BEGIN Provided records

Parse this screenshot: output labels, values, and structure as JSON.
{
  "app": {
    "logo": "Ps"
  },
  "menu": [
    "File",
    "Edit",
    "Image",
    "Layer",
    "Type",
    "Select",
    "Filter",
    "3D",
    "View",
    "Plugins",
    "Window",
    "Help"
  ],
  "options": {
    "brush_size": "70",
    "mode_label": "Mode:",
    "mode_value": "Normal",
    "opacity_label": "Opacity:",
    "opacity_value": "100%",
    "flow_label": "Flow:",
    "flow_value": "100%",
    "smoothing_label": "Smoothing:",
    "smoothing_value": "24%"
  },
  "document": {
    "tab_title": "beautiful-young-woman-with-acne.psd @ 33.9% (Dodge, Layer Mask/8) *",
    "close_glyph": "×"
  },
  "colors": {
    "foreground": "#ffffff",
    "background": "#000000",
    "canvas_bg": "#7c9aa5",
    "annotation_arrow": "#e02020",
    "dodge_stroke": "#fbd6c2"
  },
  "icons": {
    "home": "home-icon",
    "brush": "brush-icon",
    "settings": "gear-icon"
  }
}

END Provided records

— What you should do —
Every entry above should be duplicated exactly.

— Reply —
Parse this screenshot: output labels, values, and structure as JSON.
{
  "app": {
    "logo": "Ps"
  },
  "menu": [
    "File",
    "Edit",
    "Image",
    "Layer",
    "Type",
    "Select",
    "Filter",
    "3D",
    "View",
    "Plugins",
    "Window",
    "Help"
  ],
  "options": {
    "brush_size": "70",
    "mode_label": "Mode:",
    "mode_value": "Normal",
    "opacity_label": "Opacity:",
    "opacity_value": "100%",
    "flow_label": "Flow:",
    "flow_value": "100%",
    "smoothing_label": "Smoothing:",
    "smoothing_value": "24%"
  },
  "document": {
    "tab_title": "beautiful-young-woman-with-acne.psd @ 33.9% (Dodge, Layer Mask/8) *",
    "close_glyph": "×"
  },
  "colors": {
    "foreground": "#ffffff",
    "background": "#000000",
    "canvas_bg": "#7c9aa5",
    "annotation_arrow": "#e02020",
    "dodge_stroke": "#fbd6c2"
  },
  "icons": {
    "home": "home-icon",
    "brush": "brush-icon",
    "settings": "gear-icon"
  }
}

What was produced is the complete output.